In the first-ever award under the rule, the SEC has just issued an award of $2.2 million to a whistleblower who originally made a report to another federal agency. That agency referred the matter to the SEC — and the whistleblower provided the same information to the SEC within the 120-day window. The information led to an investigation, to which the whistleblower provided “substantial cooperation” and which led to an enforcement action.

“This award shows that whistleblowers can still receive an award if they first report to another agency, as long as they also report their information to the SEC within the 120-day safe harbor period and their information otherwise meets the eligibility criteria for an award,” said a spokesperson for the SEC’s Office of the Whistleblower.

The SEC issued its first whistleblower award in 2012. Since then 54 whistleblowers have been awarded over $264 million, which is paid out of an investor protection fund financed completely by sanctions paid by securities law violators.

Securities law whistleblowers who provide high-quality, original information to the SEC can receive an award when the information leads to an enforcement action and over $1,000,000 in sanctions is ordered. These awards range from 10 to 30 percent of any money collected.

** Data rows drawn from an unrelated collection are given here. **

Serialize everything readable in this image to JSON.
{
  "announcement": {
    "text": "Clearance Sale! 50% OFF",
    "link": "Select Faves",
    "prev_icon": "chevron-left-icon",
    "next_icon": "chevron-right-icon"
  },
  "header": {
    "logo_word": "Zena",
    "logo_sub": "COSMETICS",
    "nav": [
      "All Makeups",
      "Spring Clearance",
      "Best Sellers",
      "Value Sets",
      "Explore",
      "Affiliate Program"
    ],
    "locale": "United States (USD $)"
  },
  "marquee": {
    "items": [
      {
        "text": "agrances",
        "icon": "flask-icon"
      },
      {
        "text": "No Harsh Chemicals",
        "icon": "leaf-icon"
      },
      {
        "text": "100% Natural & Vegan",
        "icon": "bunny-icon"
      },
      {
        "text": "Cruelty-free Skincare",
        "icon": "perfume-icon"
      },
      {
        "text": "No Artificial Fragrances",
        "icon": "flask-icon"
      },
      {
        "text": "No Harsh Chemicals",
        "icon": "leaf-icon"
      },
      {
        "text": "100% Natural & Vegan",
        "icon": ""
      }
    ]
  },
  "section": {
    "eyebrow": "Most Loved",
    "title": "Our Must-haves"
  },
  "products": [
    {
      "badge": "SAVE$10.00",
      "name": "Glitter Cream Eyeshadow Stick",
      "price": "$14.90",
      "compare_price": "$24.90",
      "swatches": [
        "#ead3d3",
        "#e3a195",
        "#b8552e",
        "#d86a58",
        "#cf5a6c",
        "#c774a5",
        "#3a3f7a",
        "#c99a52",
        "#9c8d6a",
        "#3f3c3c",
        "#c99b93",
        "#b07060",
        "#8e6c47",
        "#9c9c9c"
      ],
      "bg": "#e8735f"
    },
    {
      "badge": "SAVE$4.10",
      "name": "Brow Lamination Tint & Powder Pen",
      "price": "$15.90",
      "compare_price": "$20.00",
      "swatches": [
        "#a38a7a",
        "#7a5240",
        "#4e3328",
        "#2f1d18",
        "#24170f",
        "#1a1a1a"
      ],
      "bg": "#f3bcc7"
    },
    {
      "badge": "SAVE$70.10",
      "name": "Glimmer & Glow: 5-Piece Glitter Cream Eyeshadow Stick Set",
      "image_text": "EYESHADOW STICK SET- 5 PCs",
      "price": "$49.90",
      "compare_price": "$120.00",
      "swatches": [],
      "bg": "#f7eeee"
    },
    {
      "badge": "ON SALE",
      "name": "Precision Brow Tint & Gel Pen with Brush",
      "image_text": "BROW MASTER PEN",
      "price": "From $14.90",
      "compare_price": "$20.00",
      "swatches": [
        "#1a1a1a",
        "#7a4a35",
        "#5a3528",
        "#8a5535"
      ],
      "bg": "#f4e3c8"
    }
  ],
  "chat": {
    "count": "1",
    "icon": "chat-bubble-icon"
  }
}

Blowing the whistle is not something that should be taken lightly, however. Although retaliation is protected by provisions of the Dodd-Frank and Sarbanes-Oxley acts, it can still be a real threat. If you are considering blowing the whistle on securities fraud or another issue, working with an attorney familiar with whistleblower protection can help you minimize the risk of retaliation and ensure you have submitted your information correctly.